Assigned task
Pull every line holding the word "subtitle" out of the data and copy it.

------ Information

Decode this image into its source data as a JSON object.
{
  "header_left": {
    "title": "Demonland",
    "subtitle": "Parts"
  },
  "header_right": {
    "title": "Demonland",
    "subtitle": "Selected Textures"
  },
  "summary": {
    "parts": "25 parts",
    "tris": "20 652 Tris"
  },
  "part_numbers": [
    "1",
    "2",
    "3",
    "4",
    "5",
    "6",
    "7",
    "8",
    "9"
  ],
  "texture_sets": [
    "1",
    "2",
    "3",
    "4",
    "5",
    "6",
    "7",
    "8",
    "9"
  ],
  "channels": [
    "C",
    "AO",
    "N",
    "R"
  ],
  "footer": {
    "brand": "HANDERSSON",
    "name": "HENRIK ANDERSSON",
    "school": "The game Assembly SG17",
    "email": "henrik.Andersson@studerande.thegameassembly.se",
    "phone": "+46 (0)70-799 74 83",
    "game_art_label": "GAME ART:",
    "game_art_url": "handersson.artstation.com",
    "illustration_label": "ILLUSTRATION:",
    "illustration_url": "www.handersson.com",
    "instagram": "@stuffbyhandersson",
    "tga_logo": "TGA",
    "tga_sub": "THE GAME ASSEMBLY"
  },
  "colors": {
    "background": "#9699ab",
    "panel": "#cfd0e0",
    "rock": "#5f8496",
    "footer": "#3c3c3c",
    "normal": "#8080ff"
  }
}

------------

Written answer
    "subtitle": "Parts"
    "subtitle": "Selected Textures"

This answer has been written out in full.